02:47 So now we can crank the engine and make sure that we can get it running.
02:54 So straight away the engine starts up relatively easily, I'm just using a small amount of throttle to keep it running.
03:01 And as we can see here, our air/fuel ratio data has come online, we're actually not too bad, we're sitting at about 0.89 lambda so a little bit rich so we can just reduce the numbers in our fuel cells and we can see that we can get down onto our target.
03:16 Now given that the coolant temperature is currently sitting at 43°C we are still in warmup so there's no point chasing an absolutely accurate number here.
03:25 What we want to do is just allow the engine to come up to normal operating temperature before we get too worried here.
03:31 We can see that as that temperature has come up, we've come out of post start enrichment, we now are starting to move a little bit lean so if we can just add a couple of percent back in there and straight away we're back pretty close to our target.
03:43 I'm still using a little bit of throttle just to keep the engine running here but everything's looking pretty good at the moment.
03:49 Now while we have got the engine up and running we also want to take note of our battery voltage, I've added that over here on our log, our graph log and we can see that that's sitting nicely right on our target at around about 14 volts, we can just pause that and have a more detailed view there.
04:04 So we can see sitting pretty much right on 14 volts exactly as we'd expect.
04:08 Likewise we can have a better look at what our fuel pressure is doing.
04:12 You'll note that as we move across into our graph log, this shows us the logged values from that particular point in the log file.
04:20 As we move to the left here and the numbers go back green in our tune display, these are live values.
04:27 So we can see that we are sitting here at about 2.5 to 2.6 bar.
04:30 Remembering that our base fuel pressure typically for this type of engine's going to be three bar but here we are in vacuum here so we would expect that drop down.

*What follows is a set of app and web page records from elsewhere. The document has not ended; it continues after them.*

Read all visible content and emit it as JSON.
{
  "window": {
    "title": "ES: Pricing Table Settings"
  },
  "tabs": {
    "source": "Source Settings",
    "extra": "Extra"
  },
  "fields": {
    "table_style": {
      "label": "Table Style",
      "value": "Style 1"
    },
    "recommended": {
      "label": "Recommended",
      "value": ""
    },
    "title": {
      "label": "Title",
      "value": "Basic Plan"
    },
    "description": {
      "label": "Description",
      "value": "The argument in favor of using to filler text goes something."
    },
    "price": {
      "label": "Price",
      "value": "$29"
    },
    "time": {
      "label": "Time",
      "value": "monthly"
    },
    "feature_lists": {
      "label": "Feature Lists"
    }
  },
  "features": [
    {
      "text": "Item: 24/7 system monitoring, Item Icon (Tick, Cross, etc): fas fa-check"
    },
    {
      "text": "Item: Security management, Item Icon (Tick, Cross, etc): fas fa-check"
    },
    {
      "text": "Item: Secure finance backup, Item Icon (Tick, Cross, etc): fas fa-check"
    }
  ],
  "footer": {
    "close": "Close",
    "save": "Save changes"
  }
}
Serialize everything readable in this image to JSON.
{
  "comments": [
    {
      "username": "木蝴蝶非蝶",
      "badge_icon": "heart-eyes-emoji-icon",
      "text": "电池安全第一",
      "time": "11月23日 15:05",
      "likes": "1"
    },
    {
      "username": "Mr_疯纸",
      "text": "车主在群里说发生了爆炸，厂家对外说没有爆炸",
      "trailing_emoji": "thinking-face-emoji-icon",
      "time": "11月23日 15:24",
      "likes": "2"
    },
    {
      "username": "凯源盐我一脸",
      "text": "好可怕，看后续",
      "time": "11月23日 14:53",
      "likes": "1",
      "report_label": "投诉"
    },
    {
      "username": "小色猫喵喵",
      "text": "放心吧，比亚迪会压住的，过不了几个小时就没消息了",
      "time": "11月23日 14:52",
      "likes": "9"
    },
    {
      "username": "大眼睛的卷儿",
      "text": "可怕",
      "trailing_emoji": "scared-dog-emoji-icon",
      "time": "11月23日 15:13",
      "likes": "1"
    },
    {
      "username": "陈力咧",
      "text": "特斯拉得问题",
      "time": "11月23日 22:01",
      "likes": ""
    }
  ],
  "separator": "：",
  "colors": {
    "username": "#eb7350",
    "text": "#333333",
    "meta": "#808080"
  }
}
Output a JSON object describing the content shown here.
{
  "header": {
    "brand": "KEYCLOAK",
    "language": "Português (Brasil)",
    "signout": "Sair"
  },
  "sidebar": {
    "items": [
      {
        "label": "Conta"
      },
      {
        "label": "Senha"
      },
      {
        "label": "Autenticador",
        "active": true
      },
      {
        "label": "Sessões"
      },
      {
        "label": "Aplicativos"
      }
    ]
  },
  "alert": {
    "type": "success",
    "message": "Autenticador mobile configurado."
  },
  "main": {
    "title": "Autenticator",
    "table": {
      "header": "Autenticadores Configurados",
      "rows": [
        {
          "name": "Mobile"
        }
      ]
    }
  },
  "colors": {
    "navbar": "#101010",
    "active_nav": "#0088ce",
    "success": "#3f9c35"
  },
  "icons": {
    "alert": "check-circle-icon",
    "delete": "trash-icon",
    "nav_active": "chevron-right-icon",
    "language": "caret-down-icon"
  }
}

04:40 In this case we are sitting at 60 kPa, remembering I've still got a little bit of throttle on board here.
04:46 So that's 40 kPa below atmospheric so we're pretty much right on our target with our base fuel pressure as well, I'll just reduce the throttle a little bit further and we'll see if our vacuum comes down, and it does.
04:58 So the reason that we are interested in our vacuum value here is that if we've got an engine that can't pull a reasonably amount of vacuum at idle, this could be indicative that we have problems with aspects such as our cam timing.
05:12 Now just as I've been talking here we can see that with our temperature coming up, our lambda has moved lean again.
05:19 And you can see straight away I'm not even worried the fact that we are sitting at 1.09 lambda, this is much leaner than we'd want but we are at idle, there is absolutely no danger here of actually doing any damage to the engine.
05:31 So I'll just add a few more percent back into our table there, get off the throttle and we see we've sitting at around about 50 kPa, 55 kPa so we've got good vacuum here.